Every entry in the following data should be output exactly.

= Beginning of Section =

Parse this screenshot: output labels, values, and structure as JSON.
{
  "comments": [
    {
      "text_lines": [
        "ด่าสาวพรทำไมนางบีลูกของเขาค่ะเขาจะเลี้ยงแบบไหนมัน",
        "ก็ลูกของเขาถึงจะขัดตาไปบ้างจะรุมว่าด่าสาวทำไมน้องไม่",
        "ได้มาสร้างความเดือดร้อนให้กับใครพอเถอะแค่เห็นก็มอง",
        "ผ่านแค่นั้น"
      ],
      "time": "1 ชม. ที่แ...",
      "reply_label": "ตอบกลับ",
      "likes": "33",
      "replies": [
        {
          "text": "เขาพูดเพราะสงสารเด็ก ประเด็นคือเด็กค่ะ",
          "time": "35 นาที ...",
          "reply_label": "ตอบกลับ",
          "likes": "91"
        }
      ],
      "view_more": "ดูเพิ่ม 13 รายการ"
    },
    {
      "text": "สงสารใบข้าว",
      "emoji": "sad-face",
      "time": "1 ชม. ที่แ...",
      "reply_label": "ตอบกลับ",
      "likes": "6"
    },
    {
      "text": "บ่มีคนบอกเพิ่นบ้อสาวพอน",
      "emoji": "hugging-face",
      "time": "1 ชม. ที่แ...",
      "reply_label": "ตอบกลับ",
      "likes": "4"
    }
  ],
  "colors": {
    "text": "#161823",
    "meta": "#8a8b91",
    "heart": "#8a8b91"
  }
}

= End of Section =

Worked solution
Parse this screenshot: output labels, values, and structure as JSON.
{
  "comments": [
    {
      "text_lines": [
        "ด่าสาวพรทำไมนางบีลูกของเขาค่ะเขาจะเลี้ยงแบบไหนมัน",
        "ก็ลูกของเขาถึงจะขัดตาไปบ้างจะรุมว่าด่าสาวทำไมน้องไม่",
        "ได้มาสร้างความเดือดร้อนให้กับใครพอเถอะแค่เห็นก็มอง",
        "ผ่านแค่นั้น"
      ],
      "time": "1 ชม. ที่แ...",
      "reply_label": "ตอบกลับ",
      "likes": "33",
      "replies": [
        {
          "text": "เขาพูดเพราะสงสารเด็ก ประเด็นคือเด็กค่ะ",
          "time": "35 นาที ...",
          "reply_label": "ตอบกลับ",
          "likes": "91"
        }
      ],
      "view_more": "ดูเพิ่ม 13 รายการ"
    },
    {
      "text": "สงสารใบข้าว",
      "emoji": "sad-face",
      "time": "1 ชม. ที่แ...",
      "reply_label": "ตอบกลับ",
      "likes": "6"
    },
    {
      "text": "บ่มีคนบอกเพิ่นบ้อสาวพอน",
      "emoji": "hugging-face",
      "time": "1 ชม. ที่แ...",
      "reply_label": "ตอบกลับ",
      "likes": "4"
    }
  ],
  "colors": {
    "text": "#161823",
    "meta": "#8a8b91",
    "heart": "#8a8b91"
  }
}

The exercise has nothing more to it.